Five Reasons UIndy Athletic Training is Great (according to Adriana Olivas)
The Master of Science in Athletic Training program at the University of Indianapolis accepts a new cohort of students every June. The UIndy AT program is small, with a close-knit community that shares a culture of family and excellence.
Adriana Olivas is in her second year as an athletic training student at UIndy. She initially became interested in the profession in the same way many of her classmates did–an injury playing high school basketball introduced her to the world of athletic training and her future career. She recognized that being bilingual could be a big asset for her, as Spanish speaking athletic trainers are in high demand in leagues such as the MLB. Adriana cares about helping people, and enjoys learning how the body works.
Here are five reasons Adriana thinks UIndy Athletic Training stands out in the field.
5. The professors are there for you
“The professors want the best for their students. They want us to get out and represent UIndy well, especially when we get out in the professional environment. They want us to know that they are always there for us. They know us well enough to give us meaningful advice.”
UIndy AT professors have an open-door policy, and students refer to them on a first-name basis. The faculty recognize that in a few short years their students will become their peers, and want to foster that sense of collegiately. Adriana especially values the constructive feedback she receives from her teachers. “They don’t bring any negativity with them, just suggestions on how to improve and get better,” she says.
4. Your clinical experiences add real value
“With clinicals, you get to know athletic trainers who know other ATs. Everyone is watching, you never know who you are working with. You have to know people to succeed in the medical field.”
UIndy MSAT students have four immersive clinical experiences, exceeding the single experience required for licensing. UIndy has relationships with more than 30 clinical sites, including Division 1 colleges, local high schools, and healthcare outlets.
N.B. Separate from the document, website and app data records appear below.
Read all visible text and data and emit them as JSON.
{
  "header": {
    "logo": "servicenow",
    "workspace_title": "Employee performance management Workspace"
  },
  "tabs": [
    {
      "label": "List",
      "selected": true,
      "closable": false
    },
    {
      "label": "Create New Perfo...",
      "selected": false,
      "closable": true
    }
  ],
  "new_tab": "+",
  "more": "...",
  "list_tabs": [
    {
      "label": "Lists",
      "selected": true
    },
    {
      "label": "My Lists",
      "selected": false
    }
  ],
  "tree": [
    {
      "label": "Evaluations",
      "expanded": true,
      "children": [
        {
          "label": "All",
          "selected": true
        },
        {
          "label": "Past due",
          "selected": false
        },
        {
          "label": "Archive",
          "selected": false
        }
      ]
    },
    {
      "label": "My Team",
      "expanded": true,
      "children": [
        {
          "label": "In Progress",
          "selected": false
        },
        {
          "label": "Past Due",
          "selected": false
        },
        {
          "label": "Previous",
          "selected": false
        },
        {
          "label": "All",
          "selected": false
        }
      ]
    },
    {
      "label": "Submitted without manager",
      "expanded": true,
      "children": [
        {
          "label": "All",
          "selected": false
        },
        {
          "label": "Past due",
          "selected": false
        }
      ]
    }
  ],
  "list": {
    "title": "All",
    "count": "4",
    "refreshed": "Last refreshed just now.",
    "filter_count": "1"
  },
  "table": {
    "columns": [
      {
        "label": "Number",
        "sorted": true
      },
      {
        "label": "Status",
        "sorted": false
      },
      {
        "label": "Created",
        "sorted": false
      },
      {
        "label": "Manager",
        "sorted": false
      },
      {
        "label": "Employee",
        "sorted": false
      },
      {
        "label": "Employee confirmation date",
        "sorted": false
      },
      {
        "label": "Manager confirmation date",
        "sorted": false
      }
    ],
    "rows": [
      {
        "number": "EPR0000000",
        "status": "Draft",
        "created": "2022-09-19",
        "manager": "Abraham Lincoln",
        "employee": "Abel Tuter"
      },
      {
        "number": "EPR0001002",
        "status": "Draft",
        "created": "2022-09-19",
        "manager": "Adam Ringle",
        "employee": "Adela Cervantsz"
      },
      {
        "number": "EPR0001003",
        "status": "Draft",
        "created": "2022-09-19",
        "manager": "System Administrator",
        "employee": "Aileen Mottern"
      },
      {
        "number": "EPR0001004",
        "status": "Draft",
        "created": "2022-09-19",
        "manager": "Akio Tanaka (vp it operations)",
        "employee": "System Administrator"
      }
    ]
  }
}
By working in different locations and meeting many practitioners, students build a professional network before they graduate.
3. Speaking of networking, the professors will help with that, too
“Our professors hold a lot of influential positions in athletic training organizations so even that puts in a good work for UIndy alumni because many organizations we could apply to might be familiar with the people who prepared us.”
- Ned Shannon: Indiana Athletic Trainers Association (IATA) Hall of Fame, former president
- Craig Voll: IATA Hall of Fame, former president of IATA, former president of the Great Lakes Athletic Trainers Association
- Christine Lauber: Current secretary of the IATA
“If I’m at a conference I want them to be hanging out with me; I want to introduce them to my colleagues and my friends so they can tap into that,” professor Craig Voll says.
2. You get hands-on learning from the best
“We don’t even have regular tables, we have treatment tables in the classroom. So after lecture you get hands-on experience with the concepts you learned during lecture. That’s a daily thing, applying what you learn from professors right there in the classroom.”
Adriana is able to take what she tried in the classroom and apply it to help UIndy athletes, a task she enjoys. “I like working on campus. I feel like the athletes have more respect toward you because they see you around, they know what the AT program is like and what our professors expect of us,” she explains.
1. Your education is on the cutting edge of the profession
“There are a lot of injuries involving the shoulder and I enjoyed learning them, even though it was really complicated. I learned something called the Hornblowers technique. I know some athletic trainers in high schools that weren’t familiar with it. It was nice to share some techniques with our preceptors.”
If you would like to learn more, contact the Athletic Training Program Director, Christine Lauber, at firstname.lastname@example.org or 317.788.2516. The application is also available online–be sure to submit before the January 15 deadline.
Posted: September 26th, 2016 under Health Sciences.